INPUT DATA:
════════════════════
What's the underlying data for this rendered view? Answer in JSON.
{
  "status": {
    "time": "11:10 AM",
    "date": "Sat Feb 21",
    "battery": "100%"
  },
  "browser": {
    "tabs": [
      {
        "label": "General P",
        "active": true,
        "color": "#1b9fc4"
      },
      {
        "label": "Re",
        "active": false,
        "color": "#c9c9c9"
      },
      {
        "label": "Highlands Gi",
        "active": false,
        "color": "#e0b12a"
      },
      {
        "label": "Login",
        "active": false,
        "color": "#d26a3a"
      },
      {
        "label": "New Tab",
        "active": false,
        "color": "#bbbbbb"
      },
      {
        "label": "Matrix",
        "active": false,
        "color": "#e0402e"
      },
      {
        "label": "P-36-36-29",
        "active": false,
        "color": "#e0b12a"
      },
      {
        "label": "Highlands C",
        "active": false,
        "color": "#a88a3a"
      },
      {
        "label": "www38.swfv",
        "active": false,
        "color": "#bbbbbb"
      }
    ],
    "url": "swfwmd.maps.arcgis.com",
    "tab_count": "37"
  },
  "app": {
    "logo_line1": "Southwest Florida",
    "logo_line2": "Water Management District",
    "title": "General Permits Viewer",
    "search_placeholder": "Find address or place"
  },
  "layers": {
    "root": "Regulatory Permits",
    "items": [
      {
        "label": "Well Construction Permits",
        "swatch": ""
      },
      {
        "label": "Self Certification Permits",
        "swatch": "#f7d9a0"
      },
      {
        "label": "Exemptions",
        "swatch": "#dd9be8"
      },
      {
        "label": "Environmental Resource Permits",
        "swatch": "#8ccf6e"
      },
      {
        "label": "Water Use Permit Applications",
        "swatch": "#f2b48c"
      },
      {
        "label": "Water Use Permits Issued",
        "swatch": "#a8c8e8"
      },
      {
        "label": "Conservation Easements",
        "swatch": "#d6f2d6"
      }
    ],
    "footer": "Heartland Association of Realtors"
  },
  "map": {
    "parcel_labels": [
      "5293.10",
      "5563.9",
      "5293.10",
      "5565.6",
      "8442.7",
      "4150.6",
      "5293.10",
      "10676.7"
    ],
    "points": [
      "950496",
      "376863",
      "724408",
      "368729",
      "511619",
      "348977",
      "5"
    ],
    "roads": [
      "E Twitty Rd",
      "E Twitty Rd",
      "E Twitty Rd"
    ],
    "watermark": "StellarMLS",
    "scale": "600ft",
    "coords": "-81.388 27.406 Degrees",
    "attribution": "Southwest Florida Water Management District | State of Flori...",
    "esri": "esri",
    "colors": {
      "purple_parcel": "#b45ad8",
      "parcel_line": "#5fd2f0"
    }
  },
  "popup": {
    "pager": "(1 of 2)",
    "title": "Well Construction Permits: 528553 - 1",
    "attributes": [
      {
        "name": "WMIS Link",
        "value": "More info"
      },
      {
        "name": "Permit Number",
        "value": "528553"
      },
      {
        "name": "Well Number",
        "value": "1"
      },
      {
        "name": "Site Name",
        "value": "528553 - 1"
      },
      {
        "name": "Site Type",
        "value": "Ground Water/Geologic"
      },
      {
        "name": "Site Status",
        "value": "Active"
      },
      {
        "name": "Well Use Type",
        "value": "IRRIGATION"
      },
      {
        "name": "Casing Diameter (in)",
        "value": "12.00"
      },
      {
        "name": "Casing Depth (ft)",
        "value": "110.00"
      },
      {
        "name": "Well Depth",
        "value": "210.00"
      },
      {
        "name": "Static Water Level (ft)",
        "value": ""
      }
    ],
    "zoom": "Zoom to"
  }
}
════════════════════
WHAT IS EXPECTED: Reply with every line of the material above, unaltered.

SOLVED PROBLEM:
What's the underlying data for this rendered view? Answer in JSON.
{
  "status": {
    "time": "11:10 AM",
    "date": "Sat Feb 21",
    "battery": "100%"
  },
  "browser": {
    "tabs": [
      {
        "label": "General P",
        "active": true,
        "color": "#1b9fc4"
      },
      {
        "label": "Re",
        "active": false,
        "color": "#c9c9c9"
      },
      {
        "label": "Highlands Gi",
        "active": false,
        "color": "#e0b12a"
      },
      {
        "label": "Login",
        "active": false,
        "color": "#d26a3a"
      },
      {
        "label": "New Tab",
        "active": false,
        "color": "#bbbbbb"
      },
      {
        "label": "Matrix",
        "active": false,
        "color": "#e0402e"
      },
      {
        "label": "P-36-36-29",
        "active": false,
        "color": "#e0b12a"
      },
      {
        "label": "Highlands C",
        "active": false,
        "color": "#a88a3a"
      },
      {
        "label": "www38.swfv",
        "active": false,
        "color": "#bbbbbb"
      }
    ],
    "url": "swfwmd.maps.arcgis.com",
    "tab_count": "37"
  },
  "app": {
    "logo_line1": "Southwest Florida",
    "logo_line2": "Water Management District",
    "title": "General Permits Viewer",
    "search_placeholder": "Find address or place"
  },
  "layers": {
    "root": "Regulatory Permits",
    "items": [
      {
        "label": "Well Construction Permits",
        "swatch": ""
      },
      {
        "label": "Self Certification Permits",
        "swatch": "#f7d9a0"
      },
      {
        "label": "Exemptions",
        "swatch": "#dd9be8"
      },
      {
        "label": "Environmental Resource Permits",
        "swatch": "#8ccf6e"
      },
      {
        "label": "Water Use Permit Applications",
        "swatch": "#f2b48c"
      },
      {
        "label": "Water Use Permits Issued",
        "swatch": "#a8c8e8"
      },
      {
        "label": "Conservation Easements",
        "swatch": "#d6f2d6"
      }
    ],
    "footer": "Heartland Association of Realtors"
  },
  "map": {
    "parcel_labels": [
      "5293.10",
      "5563.9",
      "5293.10",
      "5565.6",
      "8442.7",
      "4150.6",
      "5293.10",
      "10676.7"
    ],
    "points": [
      "950496",
      "376863",
      "724408",
      "368729",
      "511619",
      "348977",
      "5"
    ],
    "roads": [
      "E Twitty Rd",
      "E Twitty Rd",
      "E Twitty Rd"
    ],
    "watermark": "StellarMLS",
    "scale": "600ft",
    "coords": "-81.388 27.406 Degrees",
    "attribution": "Southwest Florida Water Management District | State of Flori...",
    "esri": "esri",
    "colors": {
      "purple_parcel": "#b45ad8",
      "parcel_line": "#5fd2f0"
    }
  },
  "popup": {
    "pager": "(1 of 2)",
    "title": "Well Construction Permits: 528553 - 1",
    "attributes": [
      {
        "name": "WMIS Link",
        "value": "More info"
      },
      {
        "name": "Permit Number",
        "value": "528553"
      },
      {
        "name": "Well Number",
        "value": "1"
      },
      {
        "name": "Site Name",
        "value": "528553 - 1"
      },
      {
        "name": "Site Type",
        "value": "Ground Water/Geologic"
      },
      {
        "name": "Site Status",
        "value": "Active"
      },
      {
        "name": "Well Use Type",
        "value": "IRRIGATION"
      },
      {
        "name": "Casing Diameter (in)",
        "value": "12.00"
      },
      {
        "name": "Casing Depth (ft)",
        "value": "110.00"
      },
      {
        "name": "Well Depth",
        "value": "210.00"
      },
      {
        "name": "Static Water Level (ft)",
        "value": ""
      }
    ],
    "zoom": "Zoom to"
  }
}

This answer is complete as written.